19. Park Güell – Barcelona
Park Guell is another of the Barcelona insider recommendations. One of the most well-liked tourist spots in Spain without a question is the park. The Park, which Antoni Gaud conceived and built between 1900 and 1914, is a collection of botanical characteristics and architectural elements. A UNESCO World Heritage Site status was given to the Park in 1984.
The elaborately detailed mosaic artwork that can be found on the main terrace and throughout the park is one of the park’s most well-known features. Due to the park’s popularity, there may be a wait to enter some areas (and to obtain a ticket), while other areas are open to everyone and are free to visit.
20. Retiro Park – Madrid
In the heart of Madrid, there is a sizable and stunning park called Retiro Park. How large? The park is around 125 hectares in size and has over 15,000 trees in it. Monuments and fountains may be seen all across the park.
You can see the park’s little lake in the image above.
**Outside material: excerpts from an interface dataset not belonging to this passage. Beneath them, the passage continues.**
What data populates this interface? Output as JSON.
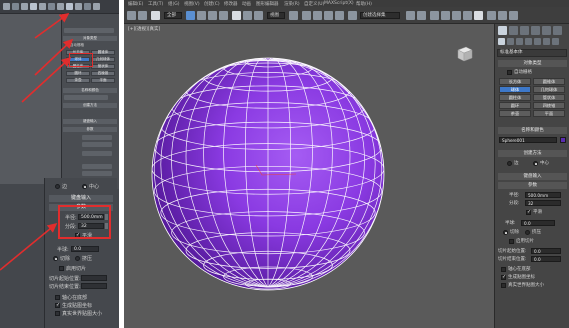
{
  "left_panel": {
    "zoom": {
      "header": "键盘输入",
      "params_header": "参数",
      "radius_label": "半径:",
      "radius_value": "500.0mm",
      "segments_label": "分段:",
      "segments_value": "32",
      "smooth_label": "平滑",
      "hemisphere_label": "半球:",
      "hemisphere_value": "0.0",
      "chop_label": "切除",
      "squash_label": "挤压",
      "slice_on_label": "启用切片",
      "slice_from_label": "切片起始位置:",
      "slice_to_label": "切片结束位置:",
      "base_to_pivot_label": "轴心在底部",
      "gen_coords_label": "生成贴图坐标",
      "real_world_label": "真实世界贴图大小",
      "edge_label": "边",
      "center_label": "中心"
    },
    "mini_panel": {
      "object_type": "对象类型",
      "autogrid": "自动栅格",
      "buttons": [
        "长方体",
        "圆锥体",
        "球体",
        "几何球体",
        "圆柱体",
        "管状体",
        "圆环",
        "四棱锥",
        "茶壶",
        "平面"
      ],
      "name_color": "名称和颜色",
      "creation_method": "创建方法",
      "keyboard_entry": "键盘输入",
      "params": "参数"
    }
  },
  "main": {
    "menu": [
      "编辑(E)",
      "工具(T)",
      "组(G)",
      "视图(V)",
      "创建(C)",
      "修改器",
      "动画",
      "图形编辑器",
      "渲染(R)",
      "自定义(U)",
      "MAXScript(X)",
      "帮助(H)"
    ],
    "toolbar": {
      "filter_dropdown": "全部",
      "view_dropdown": "视图",
      "selection_set": "创建选择集"
    },
    "viewport_label": "[+][透视][真实]",
    "command_panel": {
      "category_dropdown": "标准基本体",
      "object_type_header": "对象类型",
      "autogrid_label": "自动栅格",
      "buttons": [
        "长方体",
        "圆锥体",
        "球体",
        "几何球体",
        "圆柱体",
        "管状体",
        "圆环",
        "四棱锥",
        "茶壶",
        "平面"
      ],
      "selected_button": "球体",
      "name_color_header": "名称和颜色",
      "object_name": "Sphere001",
      "object_color": "#5a2db0",
      "creation_method_header": "创建方法",
      "edge_label": "边",
      "center_label": "中心",
      "keyboard_entry_header": "键盘输入",
      "params_header": "参数",
      "radius_label": "半径:",
      "radius_value": "500.0mm",
      "segments_label": "分段:",
      "segments_value": "32",
      "smooth_label": "平滑",
      "hemisphere_label": "半球:",
      "hemisphere_value": "0.0",
      "chop_label": "切除",
      "squash_label": "挤压",
      "slice_on_label": "启用切片",
      "slice_from_label": "切片起始位置:",
      "slice_from_value": "0.0",
      "slice_to_label": "切片结束位置:",
      "slice_to_value": "0.0",
      "base_to_pivot_label": "轴心在底部",
      "gen_coords_label": "生成贴图坐标",
      "real_world_label": "真实世界贴图大小"
    }
  },
  "colors": {
    "sphere": "#7b2fd6",
    "annotation_red": "#e12d2d",
    "selected_button": "#3d78c9"
  }
}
You may rent a boat from the park and use it to enjoy the sunshine. When the weather is beautiful, both tourists and locals visit Retiro to take a break from the heat and relax in the shade or the sun. To each his or her own!
In addition to its huge historical past, Spain boasts an endless supply of tourist sites and a rich tradition and culture. The most educated tourists will find this nation to be a great treasure to discover.